This weekend is the closing of an excellent exhibit at the Art, Design & Architecture Museum at UC Santa Barbara: Outside In: The Architecture of Smith and Williams. In 2012 I was invited by curators Jocelyn Gibbs and Christina Chiang to assist in conceiving the exhibit and to write an essay for the catalog. They did an excellent job, and I was surprised at the breadth of Smith & Williams' work.
At the time I began to examine the Smith & Williams archive at UCSB, I had finished the Solar House manuscript and Rizzoli was designing the book. I didn't imagine there would be any crossover between the two subjects. Whit Smith was not a 'solar architect' in the sense of exploring new methods of heating.
So imagine my surprise when I found this in his archive:
A 'homemade' tool to determine solar angles! Smith apparently took the graphic information, blueprinted it, affixed it to bristol board, then attached a cork handle to a small axle and pivot point, allowing the dial to spin freely. (It's not clear to me why the spinning function would be useful.)
Where did the he find the graphic information? I recognized the chart (called a cotangent diagram) as having come from an article called "Orientation for Sunshine" in Architectural Forum in June 1938. Then I found a mimeographed copy of that article in Smith's folders.
Note that Smith began with the data for 40°N latitude, then penciled in the new coordinates for Pasadena (34°N). The article included the detailed procedure for doing so.
The Forum article of 1938, uncredited but surely written by Henry N. Wright, was a major milestone in solar house history. This information was virtually impossible for architects to find prior to then, and it remained difficult to find later. For much more on Henry N. Wright's importance, see Chapter 5 of The Solar House.
Whit Smith did not use his tool to make solar-heated houses, but to achieve proper orientation and shading so that his houses would not overheat.
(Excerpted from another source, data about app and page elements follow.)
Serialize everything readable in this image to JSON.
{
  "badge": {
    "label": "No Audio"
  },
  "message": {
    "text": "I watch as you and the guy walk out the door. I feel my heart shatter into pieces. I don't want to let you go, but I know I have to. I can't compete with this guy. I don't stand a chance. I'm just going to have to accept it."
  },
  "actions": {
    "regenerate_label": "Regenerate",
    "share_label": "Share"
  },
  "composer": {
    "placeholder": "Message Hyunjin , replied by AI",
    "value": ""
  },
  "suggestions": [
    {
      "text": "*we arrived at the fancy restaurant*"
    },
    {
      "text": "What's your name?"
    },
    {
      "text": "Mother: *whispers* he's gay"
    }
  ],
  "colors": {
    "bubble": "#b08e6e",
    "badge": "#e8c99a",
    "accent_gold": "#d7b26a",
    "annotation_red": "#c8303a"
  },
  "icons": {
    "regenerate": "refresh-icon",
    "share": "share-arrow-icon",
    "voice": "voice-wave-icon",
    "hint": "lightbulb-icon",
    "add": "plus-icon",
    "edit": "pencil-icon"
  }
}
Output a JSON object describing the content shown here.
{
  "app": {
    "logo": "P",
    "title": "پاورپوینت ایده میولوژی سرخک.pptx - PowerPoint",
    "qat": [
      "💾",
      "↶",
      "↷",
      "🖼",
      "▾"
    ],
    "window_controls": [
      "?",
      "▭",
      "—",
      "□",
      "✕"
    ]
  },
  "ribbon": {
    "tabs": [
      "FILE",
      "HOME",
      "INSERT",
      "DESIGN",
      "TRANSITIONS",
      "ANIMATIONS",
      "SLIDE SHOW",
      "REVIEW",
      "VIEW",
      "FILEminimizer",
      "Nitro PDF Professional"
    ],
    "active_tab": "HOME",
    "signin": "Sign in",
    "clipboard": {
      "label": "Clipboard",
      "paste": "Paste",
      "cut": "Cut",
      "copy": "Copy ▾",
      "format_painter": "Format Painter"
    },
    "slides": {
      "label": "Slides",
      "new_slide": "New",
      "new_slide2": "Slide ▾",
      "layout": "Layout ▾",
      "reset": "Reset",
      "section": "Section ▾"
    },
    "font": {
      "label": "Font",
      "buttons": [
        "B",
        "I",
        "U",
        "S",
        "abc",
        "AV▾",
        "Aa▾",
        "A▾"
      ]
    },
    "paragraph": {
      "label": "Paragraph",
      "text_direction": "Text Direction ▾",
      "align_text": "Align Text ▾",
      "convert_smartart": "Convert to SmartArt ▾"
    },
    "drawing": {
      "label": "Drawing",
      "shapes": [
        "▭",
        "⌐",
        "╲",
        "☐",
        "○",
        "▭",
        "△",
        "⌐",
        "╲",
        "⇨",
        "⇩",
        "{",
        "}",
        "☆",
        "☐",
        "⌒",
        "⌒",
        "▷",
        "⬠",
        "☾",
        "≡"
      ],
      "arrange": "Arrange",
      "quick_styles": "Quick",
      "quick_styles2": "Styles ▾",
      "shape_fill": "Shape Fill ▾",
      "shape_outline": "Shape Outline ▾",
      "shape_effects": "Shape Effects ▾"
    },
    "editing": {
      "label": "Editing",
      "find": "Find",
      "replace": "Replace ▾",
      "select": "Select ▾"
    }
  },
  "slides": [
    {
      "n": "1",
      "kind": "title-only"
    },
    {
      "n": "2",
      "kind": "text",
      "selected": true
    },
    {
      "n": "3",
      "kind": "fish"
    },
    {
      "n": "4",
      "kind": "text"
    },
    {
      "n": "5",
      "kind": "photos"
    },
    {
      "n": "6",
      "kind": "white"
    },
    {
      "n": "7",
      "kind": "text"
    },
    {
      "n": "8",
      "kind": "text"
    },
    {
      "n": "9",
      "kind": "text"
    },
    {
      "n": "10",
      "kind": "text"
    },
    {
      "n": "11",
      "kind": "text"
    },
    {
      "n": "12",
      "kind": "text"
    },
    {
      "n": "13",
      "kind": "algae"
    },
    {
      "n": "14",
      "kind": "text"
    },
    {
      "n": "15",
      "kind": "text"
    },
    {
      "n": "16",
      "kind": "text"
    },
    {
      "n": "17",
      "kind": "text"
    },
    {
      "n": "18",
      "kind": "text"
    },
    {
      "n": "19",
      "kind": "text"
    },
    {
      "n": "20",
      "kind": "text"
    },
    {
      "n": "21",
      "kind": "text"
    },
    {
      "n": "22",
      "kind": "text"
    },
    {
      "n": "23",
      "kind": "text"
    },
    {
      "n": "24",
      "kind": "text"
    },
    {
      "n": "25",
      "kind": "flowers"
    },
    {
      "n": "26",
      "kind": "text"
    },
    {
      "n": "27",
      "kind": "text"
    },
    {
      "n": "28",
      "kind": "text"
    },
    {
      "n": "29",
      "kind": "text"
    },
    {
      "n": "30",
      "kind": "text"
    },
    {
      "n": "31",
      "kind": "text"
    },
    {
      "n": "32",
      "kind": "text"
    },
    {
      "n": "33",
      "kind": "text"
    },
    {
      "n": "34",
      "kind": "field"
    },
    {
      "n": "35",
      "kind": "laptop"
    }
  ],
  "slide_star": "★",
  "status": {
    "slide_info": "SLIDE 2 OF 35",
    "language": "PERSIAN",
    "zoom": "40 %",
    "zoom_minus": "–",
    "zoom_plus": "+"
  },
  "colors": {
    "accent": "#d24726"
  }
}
He also liked to allow morning sun into his kitchens. This is clear evidence that the emerging science of solar heating had a wider impact on the profession at large at midcentury.